* **TASK INSTRUCTIONS**: Check every line of the data for the string "Subresource" and copy the ones that have it.

==========

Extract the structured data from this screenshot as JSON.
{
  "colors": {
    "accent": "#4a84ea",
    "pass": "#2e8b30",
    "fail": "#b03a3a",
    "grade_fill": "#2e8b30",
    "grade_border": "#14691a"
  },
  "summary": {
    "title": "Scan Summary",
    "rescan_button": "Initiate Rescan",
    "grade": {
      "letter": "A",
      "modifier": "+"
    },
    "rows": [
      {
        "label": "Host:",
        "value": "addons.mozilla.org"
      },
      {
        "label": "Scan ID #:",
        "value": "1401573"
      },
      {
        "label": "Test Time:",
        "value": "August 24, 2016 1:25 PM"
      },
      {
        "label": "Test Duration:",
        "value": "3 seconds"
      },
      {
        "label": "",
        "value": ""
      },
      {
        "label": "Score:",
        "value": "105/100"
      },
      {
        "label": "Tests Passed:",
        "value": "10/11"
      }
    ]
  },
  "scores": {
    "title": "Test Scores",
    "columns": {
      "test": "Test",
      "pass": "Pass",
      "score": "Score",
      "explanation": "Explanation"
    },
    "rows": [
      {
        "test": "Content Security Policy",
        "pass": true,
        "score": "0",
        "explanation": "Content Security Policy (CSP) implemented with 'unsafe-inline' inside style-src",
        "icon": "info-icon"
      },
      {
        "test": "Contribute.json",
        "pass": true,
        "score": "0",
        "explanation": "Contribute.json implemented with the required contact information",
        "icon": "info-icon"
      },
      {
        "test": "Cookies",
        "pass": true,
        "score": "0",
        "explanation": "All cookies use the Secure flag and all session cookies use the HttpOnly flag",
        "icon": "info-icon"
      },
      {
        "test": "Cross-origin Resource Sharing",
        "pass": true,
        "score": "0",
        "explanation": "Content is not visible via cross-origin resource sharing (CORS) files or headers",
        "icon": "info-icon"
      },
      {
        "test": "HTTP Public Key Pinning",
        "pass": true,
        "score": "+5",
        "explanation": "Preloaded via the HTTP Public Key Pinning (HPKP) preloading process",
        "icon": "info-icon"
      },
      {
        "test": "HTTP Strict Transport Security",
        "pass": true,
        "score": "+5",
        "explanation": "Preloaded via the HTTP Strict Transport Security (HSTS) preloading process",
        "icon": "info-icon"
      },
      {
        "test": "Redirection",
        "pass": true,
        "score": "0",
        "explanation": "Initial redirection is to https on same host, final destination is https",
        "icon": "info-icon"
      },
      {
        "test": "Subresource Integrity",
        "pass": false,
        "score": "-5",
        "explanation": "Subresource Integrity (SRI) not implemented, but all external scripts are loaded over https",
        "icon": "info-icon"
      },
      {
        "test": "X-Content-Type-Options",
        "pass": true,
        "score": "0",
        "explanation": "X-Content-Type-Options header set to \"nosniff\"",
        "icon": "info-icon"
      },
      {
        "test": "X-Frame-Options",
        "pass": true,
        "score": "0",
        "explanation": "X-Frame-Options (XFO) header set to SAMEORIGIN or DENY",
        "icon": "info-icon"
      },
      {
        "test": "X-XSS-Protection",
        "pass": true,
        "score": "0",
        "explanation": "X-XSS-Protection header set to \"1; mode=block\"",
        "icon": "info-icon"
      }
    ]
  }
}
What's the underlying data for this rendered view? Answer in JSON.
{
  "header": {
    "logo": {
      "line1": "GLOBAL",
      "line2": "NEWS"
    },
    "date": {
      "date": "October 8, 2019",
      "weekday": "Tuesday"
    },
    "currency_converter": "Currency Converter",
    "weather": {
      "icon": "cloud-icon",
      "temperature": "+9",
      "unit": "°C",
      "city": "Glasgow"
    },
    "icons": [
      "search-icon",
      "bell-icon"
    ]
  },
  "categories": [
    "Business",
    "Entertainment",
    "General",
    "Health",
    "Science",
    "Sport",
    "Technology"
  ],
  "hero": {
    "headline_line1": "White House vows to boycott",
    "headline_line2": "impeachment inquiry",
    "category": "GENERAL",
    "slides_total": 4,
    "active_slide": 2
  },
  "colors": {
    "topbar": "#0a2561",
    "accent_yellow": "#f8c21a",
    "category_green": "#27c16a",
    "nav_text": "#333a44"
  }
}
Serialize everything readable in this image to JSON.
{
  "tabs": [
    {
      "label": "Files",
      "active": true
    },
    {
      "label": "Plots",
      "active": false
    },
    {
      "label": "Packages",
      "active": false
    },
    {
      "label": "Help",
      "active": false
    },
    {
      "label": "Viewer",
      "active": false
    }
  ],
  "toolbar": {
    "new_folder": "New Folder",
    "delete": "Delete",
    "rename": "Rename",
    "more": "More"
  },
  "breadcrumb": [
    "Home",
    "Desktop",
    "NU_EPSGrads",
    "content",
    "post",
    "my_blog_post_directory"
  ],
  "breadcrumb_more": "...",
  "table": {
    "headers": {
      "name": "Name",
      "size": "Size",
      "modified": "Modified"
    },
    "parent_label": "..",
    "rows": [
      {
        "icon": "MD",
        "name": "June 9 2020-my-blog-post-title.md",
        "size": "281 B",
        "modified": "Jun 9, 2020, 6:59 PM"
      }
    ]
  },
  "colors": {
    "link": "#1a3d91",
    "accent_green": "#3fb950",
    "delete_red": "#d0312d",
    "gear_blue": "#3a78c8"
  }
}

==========

* **EXERCISE OUTPUT**:
        "test": "Subresource Integrity",
        "explanation": "Subresource Integrity (SRI) not implemented, but all external scripts are loaded over https",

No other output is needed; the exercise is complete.